By passing a hash for the animation option, you could use a slide:

jQuery(...).foobar({
  animation: {height: "hide"}
});

Custom Alias

It was stated above that you should not use the "$" alias inside your plugin code. This allows users of jQuery and your plugins to change the alias from "$" to something else like "jQ". That is necessary when working with other libraries or frameworks which make use of the "$" alias.

Still, $ is a very handy shortcut, and instead of not using it, we should not rely on its existence. Instead, we can simply define our own alias (and call it "$") for our code.

Custom Alias in plugin code

The trick is to define all plugin code inside a function and execute this function immediately. The construct looks like this:

(function() {
  // put plugin code here
  var xyz; // xyz is NOT a global variable, it is only visible inside this function
})(); // execute the function immediately!

The additional parentheses are necessary! You can't execute an anonymous function without them.

Ok, now to the fun part:

(function($) {
  // plugin code here, use $ as much as you like
})(jQuery);

We pass "jQuery" to the function and can now use whatever alias for jQuery we like. So instead of "$" you could also use any other valid JavaScript variable name.

Custom Alias in page code

When writing jQuery code for the examples that illustrate the use of your plugin, you may want to consider using an alias technique to make your code more forward-compatible. Many examples of jQuery code (including examples distributed with many plugins) are written using the $ alias. This can be a problem for people using your plugin by starting to copy the example code if their web pages already use the $ alias for another purpose.

To prevent this, you can nest your example code in the DOM ready event handler, which is shown below in its shorthand form. The first argument to your function can be the $ alias, which you can then use as your jQuery alias throughout the code inside the function.

 jQuery(function($) {
   // your code using $ alias here
 });

That way, you type jQuery only once and can use the alias safely inside the ready handler code.
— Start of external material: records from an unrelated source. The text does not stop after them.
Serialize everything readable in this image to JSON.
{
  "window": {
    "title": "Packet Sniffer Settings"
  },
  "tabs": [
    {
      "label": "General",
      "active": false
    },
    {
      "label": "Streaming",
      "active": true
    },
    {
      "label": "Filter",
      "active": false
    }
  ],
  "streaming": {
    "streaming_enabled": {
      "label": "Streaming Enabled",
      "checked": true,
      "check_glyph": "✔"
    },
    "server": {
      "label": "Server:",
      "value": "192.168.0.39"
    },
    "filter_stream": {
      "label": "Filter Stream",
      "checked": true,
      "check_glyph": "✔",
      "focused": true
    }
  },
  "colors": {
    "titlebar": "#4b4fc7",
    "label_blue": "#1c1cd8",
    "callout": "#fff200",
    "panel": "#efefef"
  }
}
For more information, including caveats about this technique, see Using jQuery with Other Libraries.

Putting It All Together

Here's a short code sample that may be used as a starting point for developing your plugin.

 (function($) {
 
   $.fn.myPlugin = function(settings) {
     var config = {'foo': 'bar'};
 
     if (settings) $.extend(config, settings);
 
     this.each(function() {
       // element-specific code here
     });
 
     return this;
 
   };
 
 })(jQuery);


Note that in this sample the "config" variable is an object used to define default settings for your plugin (eg., "{'speed': 1000}") that is extended using the "settings" object optionally passed in when the function is called.

The each() method in the middle will loop over each matched item passed to your plugin by the preceding jQuery selector when your plugin is called. For example, if your plugin were called in this manner:

 $('p').myPlugin();

Then the each() method would loop over every paragraph tag on the page.

One of the more important lines in this sample is the one that reads "return this;" after the each() method; this will ensure that the expected jQuery chaining remains intact when your plugin is called, meaning people may add methods after calling your plugin:

 $('p').myPlugin({'foo': 'bar'}).fadeOut();